::: EXERCISE MATERIAL :::

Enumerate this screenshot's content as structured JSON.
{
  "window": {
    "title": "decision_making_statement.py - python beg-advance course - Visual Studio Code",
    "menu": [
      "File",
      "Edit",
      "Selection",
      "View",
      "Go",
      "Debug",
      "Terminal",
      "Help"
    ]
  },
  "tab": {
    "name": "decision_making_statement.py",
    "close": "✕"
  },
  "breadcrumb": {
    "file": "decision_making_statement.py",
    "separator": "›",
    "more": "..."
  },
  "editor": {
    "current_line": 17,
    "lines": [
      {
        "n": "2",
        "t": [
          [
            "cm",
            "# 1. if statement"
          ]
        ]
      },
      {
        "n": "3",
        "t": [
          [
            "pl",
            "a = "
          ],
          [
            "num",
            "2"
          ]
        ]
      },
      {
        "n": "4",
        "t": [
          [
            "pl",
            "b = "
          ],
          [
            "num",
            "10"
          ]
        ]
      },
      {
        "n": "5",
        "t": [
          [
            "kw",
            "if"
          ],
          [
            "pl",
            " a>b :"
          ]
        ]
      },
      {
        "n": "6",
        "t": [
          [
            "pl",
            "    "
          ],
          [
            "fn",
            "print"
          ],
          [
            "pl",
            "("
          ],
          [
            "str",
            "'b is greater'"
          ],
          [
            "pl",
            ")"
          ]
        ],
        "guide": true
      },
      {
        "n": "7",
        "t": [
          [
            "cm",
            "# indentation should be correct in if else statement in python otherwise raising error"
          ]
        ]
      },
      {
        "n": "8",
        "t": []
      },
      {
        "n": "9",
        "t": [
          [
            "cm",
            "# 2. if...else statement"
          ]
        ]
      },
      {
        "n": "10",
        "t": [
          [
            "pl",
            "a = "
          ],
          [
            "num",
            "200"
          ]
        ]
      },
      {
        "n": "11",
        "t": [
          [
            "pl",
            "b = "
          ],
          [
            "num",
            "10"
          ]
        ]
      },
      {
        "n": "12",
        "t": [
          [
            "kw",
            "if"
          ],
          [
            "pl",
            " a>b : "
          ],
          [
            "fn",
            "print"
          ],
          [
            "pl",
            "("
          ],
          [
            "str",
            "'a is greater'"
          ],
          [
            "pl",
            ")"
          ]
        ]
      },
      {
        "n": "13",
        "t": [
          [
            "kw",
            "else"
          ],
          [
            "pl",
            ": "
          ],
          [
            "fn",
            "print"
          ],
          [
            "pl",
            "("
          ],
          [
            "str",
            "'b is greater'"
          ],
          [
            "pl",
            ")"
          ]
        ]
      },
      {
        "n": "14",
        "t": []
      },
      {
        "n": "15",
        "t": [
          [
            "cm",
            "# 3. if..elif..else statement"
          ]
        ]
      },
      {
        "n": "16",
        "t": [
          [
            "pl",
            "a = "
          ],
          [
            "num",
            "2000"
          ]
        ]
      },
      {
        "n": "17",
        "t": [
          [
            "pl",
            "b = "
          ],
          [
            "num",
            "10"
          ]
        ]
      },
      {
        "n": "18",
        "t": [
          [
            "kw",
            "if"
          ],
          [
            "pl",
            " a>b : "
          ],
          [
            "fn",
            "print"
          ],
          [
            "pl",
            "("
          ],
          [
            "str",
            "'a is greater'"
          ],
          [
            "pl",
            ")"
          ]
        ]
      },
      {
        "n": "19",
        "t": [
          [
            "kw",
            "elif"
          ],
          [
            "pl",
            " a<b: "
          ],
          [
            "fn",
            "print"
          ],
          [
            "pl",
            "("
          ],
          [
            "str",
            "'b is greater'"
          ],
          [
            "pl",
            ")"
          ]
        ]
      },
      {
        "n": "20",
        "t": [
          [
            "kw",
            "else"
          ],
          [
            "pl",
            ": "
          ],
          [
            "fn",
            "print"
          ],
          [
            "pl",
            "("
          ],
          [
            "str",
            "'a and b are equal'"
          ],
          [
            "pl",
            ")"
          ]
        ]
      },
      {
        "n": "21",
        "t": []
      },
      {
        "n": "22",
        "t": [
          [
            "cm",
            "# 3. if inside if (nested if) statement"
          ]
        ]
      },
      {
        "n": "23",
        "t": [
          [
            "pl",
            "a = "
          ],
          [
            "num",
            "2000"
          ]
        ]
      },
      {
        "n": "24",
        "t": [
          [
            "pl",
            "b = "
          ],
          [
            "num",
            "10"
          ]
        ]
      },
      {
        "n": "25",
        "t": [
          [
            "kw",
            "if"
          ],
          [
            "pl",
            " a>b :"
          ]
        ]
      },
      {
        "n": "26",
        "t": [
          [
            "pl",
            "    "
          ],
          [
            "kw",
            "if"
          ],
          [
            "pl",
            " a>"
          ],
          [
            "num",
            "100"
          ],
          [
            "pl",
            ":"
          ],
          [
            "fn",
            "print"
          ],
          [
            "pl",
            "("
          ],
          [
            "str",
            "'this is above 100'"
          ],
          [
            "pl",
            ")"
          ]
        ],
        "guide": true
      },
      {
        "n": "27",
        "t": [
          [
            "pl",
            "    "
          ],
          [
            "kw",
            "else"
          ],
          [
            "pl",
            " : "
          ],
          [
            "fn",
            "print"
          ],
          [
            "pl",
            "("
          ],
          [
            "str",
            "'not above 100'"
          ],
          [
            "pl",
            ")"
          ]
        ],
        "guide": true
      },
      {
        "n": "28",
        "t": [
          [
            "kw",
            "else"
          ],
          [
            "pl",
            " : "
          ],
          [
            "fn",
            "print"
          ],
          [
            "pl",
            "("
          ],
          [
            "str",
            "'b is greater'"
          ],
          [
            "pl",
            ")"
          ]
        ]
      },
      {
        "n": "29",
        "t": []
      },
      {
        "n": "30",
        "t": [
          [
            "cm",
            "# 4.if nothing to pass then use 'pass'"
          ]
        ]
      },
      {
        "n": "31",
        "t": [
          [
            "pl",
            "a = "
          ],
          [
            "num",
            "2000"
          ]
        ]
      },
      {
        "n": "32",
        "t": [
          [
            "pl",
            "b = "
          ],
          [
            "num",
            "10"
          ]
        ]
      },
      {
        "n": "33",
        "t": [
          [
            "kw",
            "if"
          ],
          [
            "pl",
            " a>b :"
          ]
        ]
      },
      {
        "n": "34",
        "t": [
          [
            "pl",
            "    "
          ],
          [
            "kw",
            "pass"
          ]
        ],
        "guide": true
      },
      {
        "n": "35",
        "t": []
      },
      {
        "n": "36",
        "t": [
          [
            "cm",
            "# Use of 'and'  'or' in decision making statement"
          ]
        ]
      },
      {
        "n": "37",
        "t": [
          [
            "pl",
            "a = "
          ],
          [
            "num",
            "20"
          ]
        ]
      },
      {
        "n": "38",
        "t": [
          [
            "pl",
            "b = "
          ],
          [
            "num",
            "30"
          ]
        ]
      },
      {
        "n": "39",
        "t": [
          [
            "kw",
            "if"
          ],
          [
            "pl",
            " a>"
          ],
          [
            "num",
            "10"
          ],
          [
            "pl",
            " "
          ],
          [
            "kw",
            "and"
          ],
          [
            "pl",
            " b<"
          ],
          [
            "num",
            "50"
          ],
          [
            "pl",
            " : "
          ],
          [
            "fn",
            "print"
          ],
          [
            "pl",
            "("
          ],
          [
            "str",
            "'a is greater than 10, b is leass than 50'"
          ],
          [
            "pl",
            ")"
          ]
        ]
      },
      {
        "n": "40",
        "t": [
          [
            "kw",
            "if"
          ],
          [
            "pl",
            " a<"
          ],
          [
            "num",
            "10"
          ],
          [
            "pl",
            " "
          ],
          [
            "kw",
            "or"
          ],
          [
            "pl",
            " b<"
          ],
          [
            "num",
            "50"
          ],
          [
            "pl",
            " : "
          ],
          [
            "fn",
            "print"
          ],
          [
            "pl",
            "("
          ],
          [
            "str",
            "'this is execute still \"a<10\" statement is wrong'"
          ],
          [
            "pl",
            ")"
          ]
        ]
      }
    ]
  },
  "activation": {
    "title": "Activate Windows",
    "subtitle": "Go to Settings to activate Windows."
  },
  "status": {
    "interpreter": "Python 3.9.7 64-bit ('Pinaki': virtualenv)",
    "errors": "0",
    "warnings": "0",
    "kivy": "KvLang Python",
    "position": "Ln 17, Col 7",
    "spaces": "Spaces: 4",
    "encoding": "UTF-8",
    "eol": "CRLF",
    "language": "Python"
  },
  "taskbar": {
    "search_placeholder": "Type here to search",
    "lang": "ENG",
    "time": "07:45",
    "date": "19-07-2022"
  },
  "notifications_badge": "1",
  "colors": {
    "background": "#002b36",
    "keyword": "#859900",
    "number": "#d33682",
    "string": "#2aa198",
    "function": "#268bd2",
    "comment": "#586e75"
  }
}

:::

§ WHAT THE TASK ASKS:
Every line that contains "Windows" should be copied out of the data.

§ REPLY TO THE EXERCISE:
    "title": "Activate Windows",
    "subtitle": "Go to Settings to activate Windows."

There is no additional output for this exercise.